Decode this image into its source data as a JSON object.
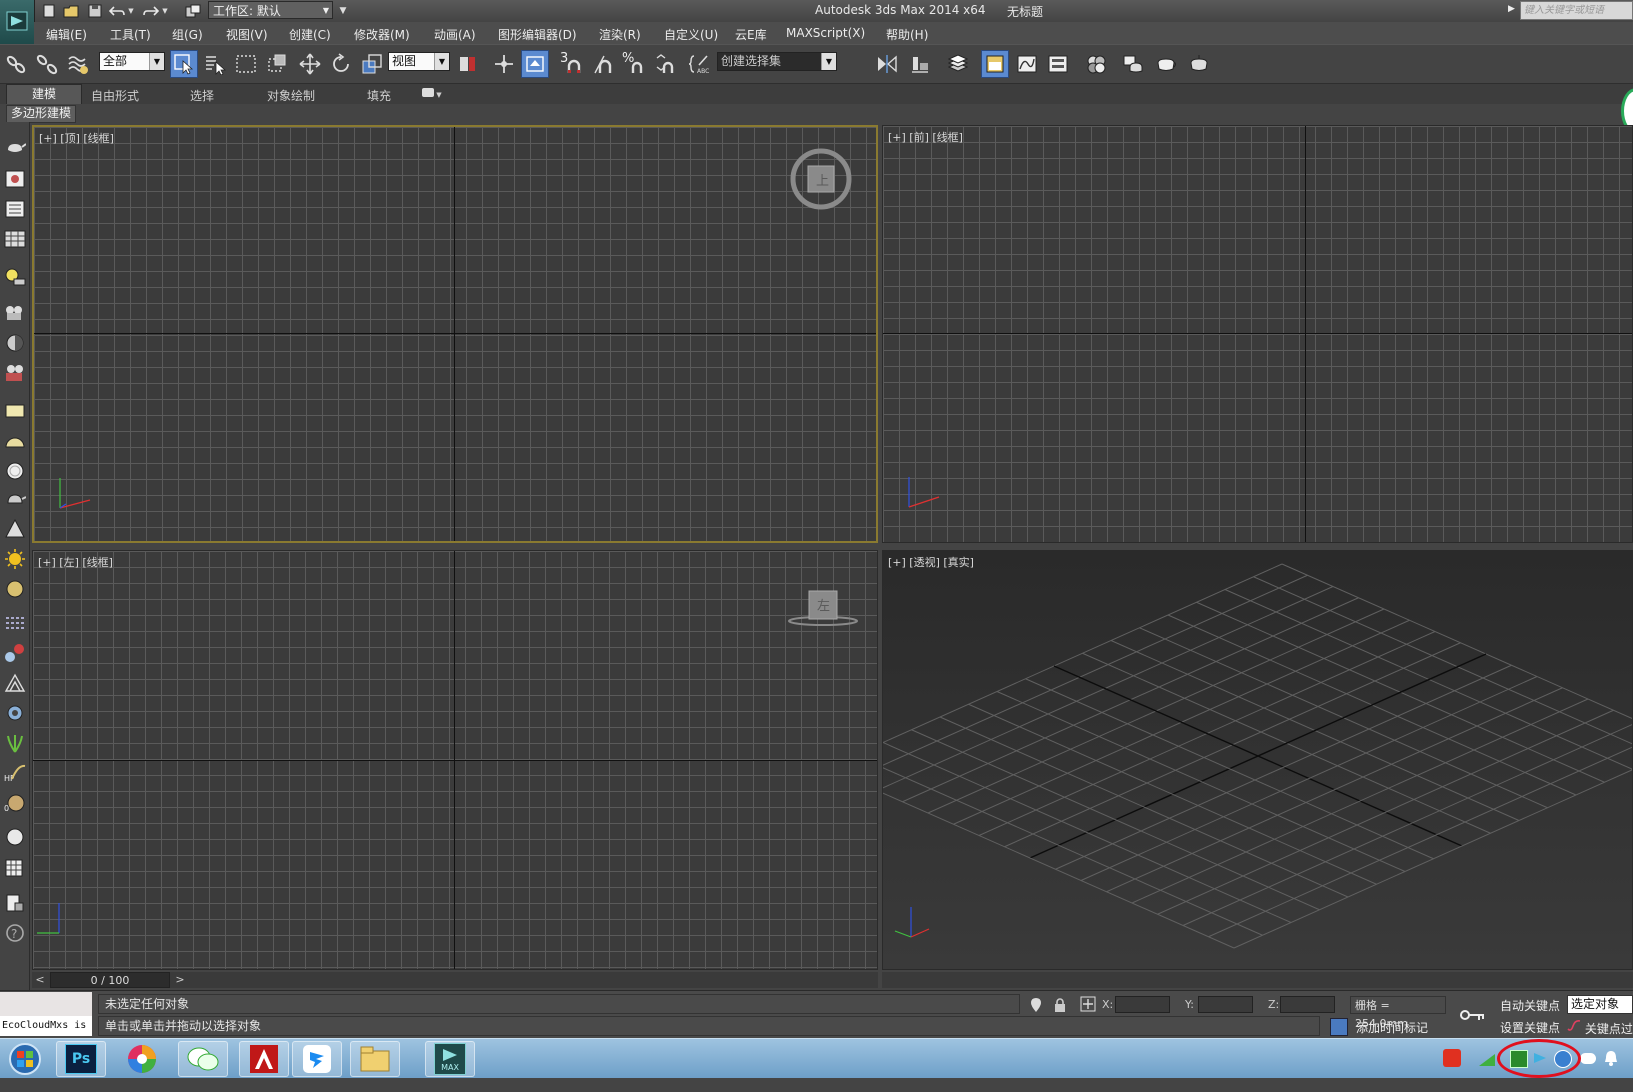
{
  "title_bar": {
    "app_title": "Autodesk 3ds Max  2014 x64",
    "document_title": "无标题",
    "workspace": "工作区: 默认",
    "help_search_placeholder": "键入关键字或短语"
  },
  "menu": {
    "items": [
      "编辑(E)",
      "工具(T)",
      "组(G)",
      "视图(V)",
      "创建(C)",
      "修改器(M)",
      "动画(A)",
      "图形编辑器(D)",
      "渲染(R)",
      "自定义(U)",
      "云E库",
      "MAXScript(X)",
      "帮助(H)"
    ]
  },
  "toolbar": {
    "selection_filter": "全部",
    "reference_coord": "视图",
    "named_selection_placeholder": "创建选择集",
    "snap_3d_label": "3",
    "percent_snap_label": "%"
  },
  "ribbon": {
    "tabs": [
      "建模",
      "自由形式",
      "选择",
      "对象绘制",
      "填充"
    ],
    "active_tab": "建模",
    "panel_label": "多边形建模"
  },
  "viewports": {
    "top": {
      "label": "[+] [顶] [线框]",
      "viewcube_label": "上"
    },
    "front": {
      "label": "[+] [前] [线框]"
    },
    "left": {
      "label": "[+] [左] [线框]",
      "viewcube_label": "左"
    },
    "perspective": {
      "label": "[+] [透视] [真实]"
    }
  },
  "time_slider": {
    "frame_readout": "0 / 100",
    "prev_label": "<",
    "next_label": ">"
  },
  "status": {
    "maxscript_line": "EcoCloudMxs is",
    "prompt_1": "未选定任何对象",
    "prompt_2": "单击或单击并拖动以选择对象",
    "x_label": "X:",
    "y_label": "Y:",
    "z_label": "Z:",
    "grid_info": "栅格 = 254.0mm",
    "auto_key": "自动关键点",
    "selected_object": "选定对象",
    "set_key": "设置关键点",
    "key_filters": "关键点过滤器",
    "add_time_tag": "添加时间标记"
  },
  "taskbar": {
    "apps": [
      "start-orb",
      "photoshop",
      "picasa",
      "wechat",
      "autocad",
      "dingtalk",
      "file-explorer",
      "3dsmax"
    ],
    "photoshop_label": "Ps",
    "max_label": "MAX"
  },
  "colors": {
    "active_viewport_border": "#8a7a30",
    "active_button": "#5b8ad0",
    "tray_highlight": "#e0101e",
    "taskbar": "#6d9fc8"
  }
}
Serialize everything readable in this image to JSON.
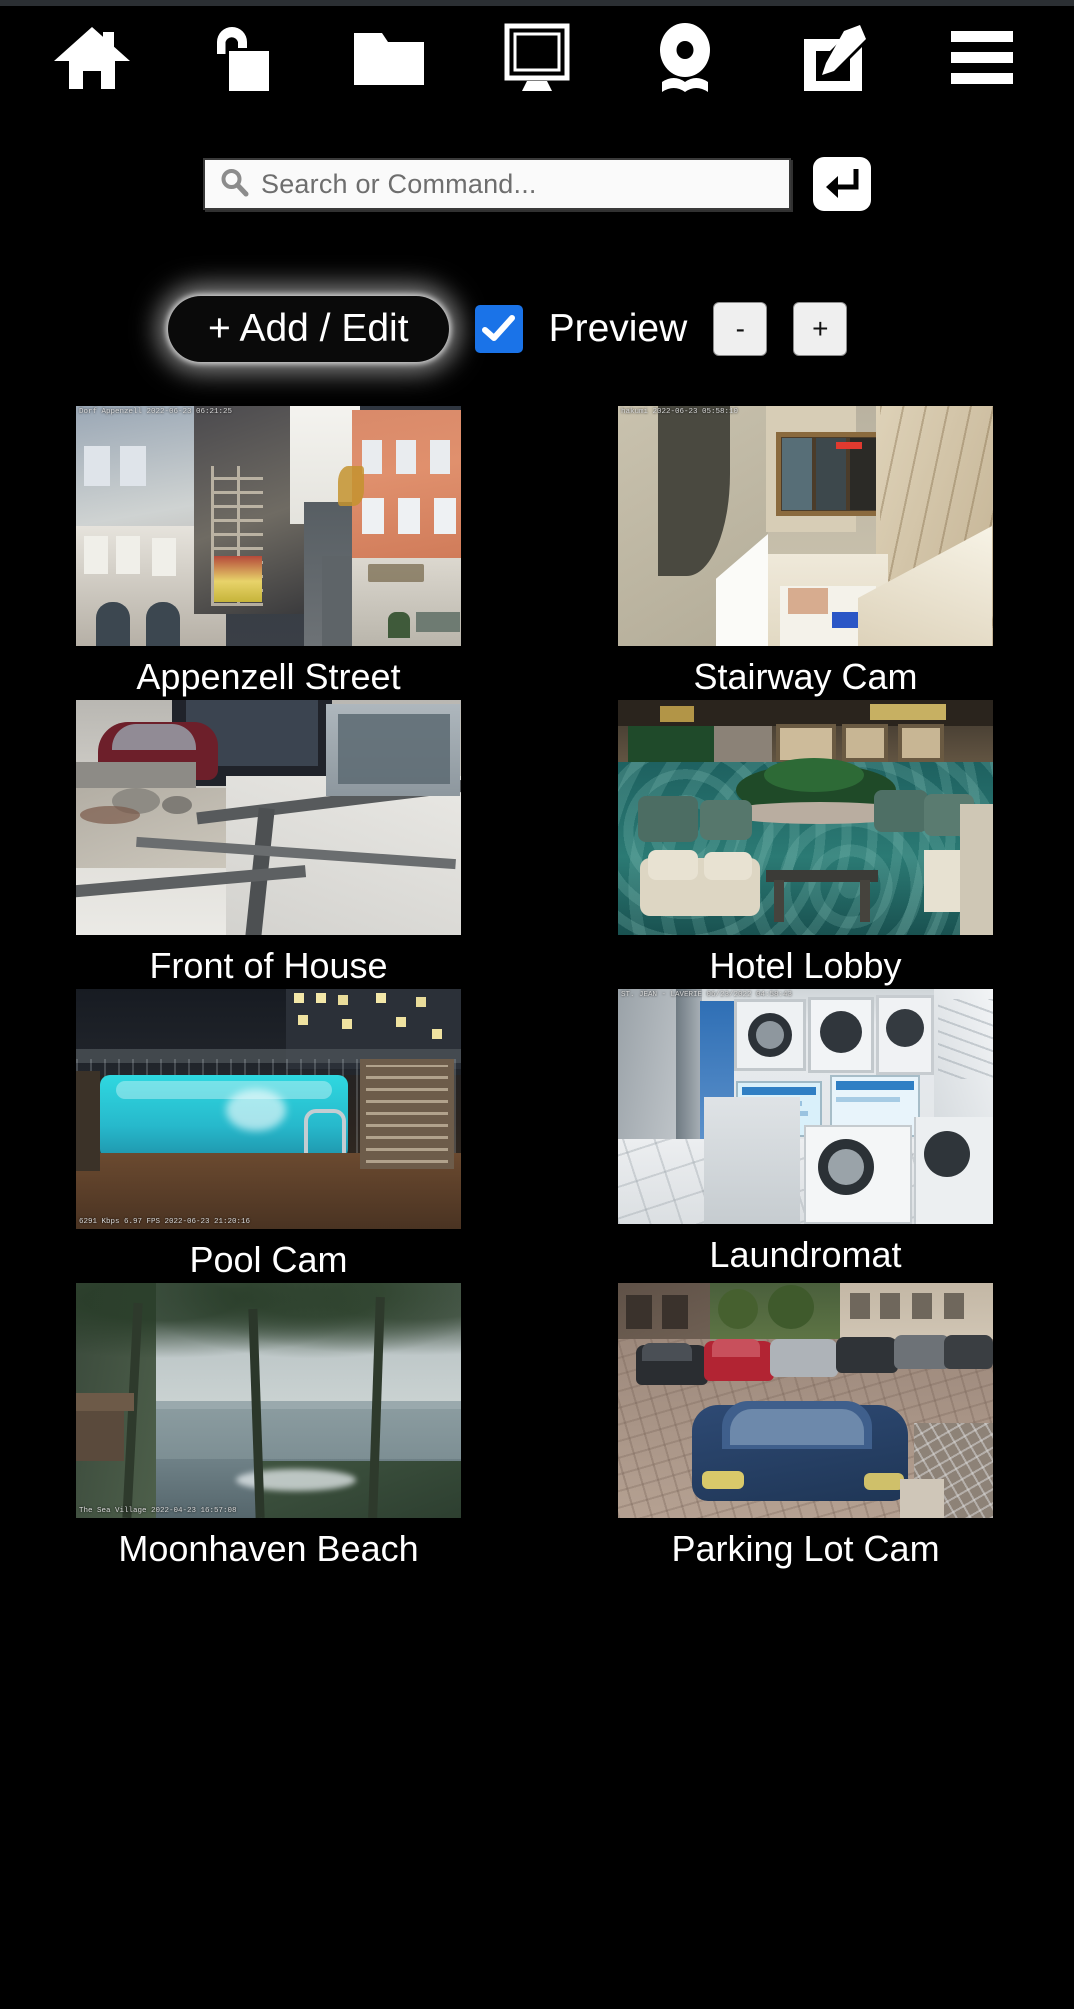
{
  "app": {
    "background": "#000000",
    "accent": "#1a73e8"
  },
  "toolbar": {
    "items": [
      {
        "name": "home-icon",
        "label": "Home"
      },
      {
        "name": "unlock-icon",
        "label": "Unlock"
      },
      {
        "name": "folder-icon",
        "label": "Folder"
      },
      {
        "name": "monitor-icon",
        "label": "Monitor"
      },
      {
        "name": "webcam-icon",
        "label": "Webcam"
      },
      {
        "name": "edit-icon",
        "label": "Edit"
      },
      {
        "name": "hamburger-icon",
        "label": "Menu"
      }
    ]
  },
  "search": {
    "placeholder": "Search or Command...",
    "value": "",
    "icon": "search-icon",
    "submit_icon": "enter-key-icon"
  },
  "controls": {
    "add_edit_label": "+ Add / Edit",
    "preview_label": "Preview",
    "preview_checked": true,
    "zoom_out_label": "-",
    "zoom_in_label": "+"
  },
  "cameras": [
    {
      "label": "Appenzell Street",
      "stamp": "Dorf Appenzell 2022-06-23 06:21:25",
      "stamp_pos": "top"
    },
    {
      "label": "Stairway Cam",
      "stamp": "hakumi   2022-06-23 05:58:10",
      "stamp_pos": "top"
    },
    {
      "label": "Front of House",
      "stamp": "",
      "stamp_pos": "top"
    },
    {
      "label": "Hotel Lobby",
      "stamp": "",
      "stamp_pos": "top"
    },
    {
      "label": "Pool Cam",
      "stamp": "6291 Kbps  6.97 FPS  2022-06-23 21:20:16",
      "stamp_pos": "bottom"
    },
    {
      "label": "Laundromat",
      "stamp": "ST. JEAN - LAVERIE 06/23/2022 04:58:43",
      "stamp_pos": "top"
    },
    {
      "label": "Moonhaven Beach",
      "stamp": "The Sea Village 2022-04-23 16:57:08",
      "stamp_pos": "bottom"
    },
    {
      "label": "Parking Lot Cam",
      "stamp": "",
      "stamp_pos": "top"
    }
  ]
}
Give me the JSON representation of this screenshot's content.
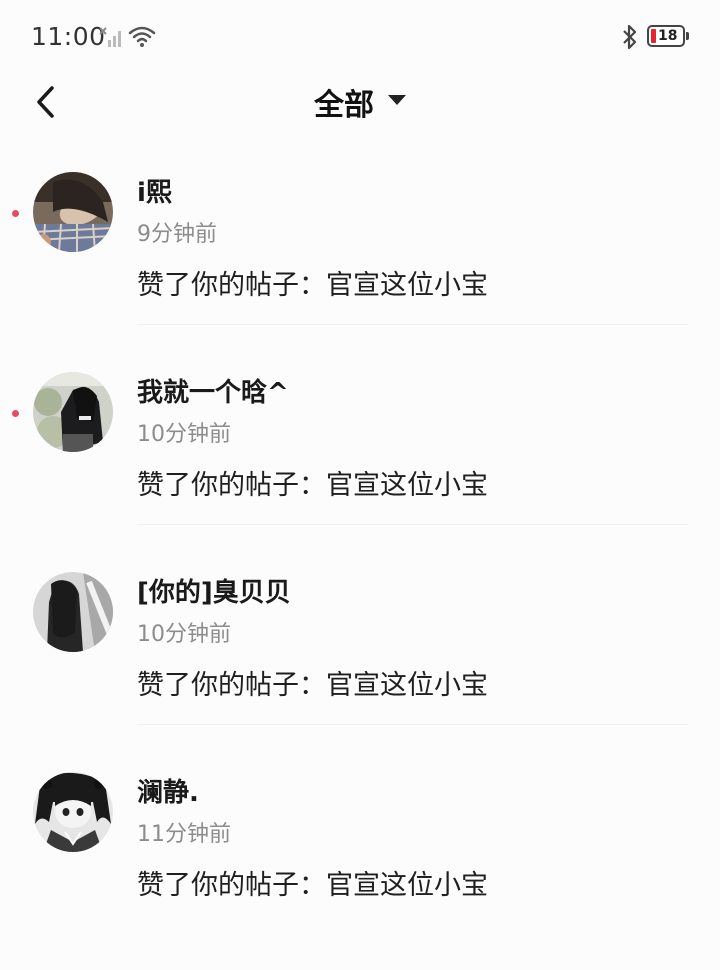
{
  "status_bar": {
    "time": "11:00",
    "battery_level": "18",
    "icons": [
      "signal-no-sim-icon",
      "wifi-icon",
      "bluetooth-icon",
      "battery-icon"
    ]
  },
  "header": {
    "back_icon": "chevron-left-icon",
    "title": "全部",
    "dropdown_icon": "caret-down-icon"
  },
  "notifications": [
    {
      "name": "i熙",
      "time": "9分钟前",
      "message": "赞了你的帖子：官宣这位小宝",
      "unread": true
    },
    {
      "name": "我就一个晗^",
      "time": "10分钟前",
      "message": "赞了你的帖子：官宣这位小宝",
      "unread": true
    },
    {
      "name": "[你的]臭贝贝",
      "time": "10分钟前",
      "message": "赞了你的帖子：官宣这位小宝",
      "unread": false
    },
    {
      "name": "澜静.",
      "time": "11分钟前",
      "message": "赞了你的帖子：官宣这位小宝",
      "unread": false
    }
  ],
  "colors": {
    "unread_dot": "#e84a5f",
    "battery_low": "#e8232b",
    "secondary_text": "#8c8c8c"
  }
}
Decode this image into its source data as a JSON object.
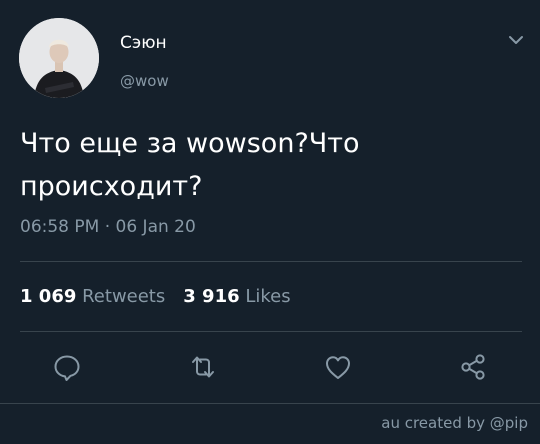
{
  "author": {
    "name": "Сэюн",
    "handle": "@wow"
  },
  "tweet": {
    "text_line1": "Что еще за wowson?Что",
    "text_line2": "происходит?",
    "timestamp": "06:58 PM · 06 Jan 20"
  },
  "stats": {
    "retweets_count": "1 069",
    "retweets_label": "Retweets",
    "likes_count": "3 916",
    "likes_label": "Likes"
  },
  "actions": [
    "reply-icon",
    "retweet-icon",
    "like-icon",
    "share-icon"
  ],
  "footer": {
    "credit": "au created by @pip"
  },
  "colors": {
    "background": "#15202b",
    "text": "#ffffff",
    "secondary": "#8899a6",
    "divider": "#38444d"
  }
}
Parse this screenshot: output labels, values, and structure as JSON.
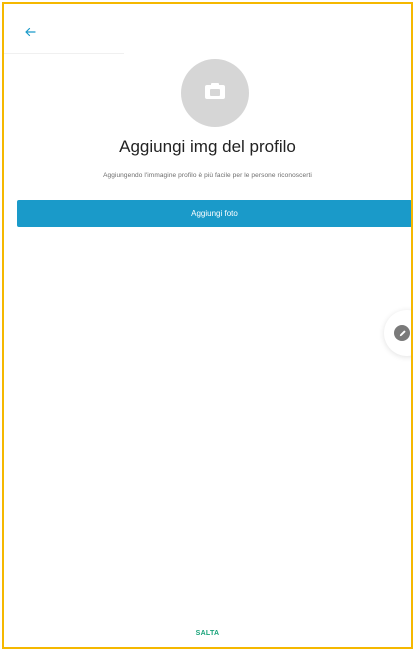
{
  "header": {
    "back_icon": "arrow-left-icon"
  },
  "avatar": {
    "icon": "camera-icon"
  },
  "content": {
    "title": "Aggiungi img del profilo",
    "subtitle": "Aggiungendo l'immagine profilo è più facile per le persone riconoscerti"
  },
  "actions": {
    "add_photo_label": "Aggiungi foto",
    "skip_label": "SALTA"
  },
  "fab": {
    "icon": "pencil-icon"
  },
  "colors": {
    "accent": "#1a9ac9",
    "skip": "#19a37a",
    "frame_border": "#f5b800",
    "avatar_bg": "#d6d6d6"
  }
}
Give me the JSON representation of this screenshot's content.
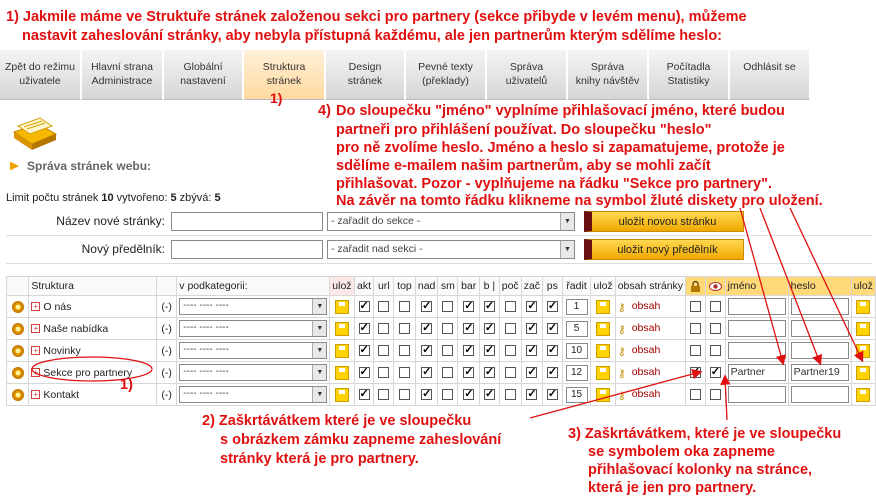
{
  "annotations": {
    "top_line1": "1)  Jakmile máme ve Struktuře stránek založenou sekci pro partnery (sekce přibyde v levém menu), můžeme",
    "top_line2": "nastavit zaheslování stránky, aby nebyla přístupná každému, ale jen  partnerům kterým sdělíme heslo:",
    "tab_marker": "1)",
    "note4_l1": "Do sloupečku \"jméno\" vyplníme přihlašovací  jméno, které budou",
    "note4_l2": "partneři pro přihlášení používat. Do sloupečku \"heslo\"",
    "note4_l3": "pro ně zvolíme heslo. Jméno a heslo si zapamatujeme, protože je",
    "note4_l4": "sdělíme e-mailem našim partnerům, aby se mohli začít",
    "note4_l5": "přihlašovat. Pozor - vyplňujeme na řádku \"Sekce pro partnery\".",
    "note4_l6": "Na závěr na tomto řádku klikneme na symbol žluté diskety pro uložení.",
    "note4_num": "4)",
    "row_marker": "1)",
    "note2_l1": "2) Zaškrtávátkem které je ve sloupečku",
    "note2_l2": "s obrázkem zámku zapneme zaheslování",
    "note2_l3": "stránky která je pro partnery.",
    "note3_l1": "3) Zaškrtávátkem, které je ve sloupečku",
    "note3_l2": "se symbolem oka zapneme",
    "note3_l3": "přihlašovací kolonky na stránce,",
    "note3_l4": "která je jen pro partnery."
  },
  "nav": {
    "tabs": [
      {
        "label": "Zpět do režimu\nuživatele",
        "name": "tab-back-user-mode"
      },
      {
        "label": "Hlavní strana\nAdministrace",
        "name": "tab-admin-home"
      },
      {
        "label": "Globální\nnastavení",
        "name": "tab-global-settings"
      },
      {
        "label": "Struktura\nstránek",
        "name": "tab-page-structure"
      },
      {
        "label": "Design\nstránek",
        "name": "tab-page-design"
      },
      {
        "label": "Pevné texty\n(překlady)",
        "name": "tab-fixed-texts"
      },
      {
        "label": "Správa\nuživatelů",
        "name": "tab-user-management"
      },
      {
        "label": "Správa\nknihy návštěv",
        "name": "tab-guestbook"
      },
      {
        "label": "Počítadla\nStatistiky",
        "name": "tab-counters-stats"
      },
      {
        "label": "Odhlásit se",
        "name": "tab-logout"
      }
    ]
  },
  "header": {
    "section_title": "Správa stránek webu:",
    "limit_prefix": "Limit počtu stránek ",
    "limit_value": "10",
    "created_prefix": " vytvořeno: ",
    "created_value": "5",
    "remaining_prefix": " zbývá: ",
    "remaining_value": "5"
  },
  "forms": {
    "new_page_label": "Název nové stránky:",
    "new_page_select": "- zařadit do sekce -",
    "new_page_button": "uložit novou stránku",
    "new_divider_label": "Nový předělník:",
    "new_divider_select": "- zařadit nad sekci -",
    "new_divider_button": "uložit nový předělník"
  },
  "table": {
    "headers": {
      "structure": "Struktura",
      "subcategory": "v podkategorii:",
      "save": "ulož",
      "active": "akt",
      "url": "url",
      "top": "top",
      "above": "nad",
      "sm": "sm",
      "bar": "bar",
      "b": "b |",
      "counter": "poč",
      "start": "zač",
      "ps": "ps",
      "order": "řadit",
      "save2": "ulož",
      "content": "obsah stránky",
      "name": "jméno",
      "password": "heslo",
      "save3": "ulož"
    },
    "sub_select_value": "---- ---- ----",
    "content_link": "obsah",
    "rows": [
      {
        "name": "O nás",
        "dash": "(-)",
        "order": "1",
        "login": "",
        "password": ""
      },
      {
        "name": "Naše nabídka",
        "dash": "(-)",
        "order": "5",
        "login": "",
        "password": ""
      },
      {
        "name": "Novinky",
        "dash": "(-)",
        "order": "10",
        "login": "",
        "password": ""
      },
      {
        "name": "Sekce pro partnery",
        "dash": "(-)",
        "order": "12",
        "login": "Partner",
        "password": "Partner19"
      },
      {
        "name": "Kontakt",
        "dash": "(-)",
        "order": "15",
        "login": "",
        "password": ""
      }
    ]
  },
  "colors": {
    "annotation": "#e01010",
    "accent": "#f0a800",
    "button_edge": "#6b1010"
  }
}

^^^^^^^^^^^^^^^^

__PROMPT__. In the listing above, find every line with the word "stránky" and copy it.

__RESPONSE TO THE EXERCISE__.
    "top_line2": "nastavit zaheslování stránky, aby nebyla přístupná každému, ale jen  partnerům kterým sdělíme heslo:",
    "note2_l3": "stránky která je pro partnery.",
    "new_page_label": "Název nové stránky:",
      "content": "obsah stránky",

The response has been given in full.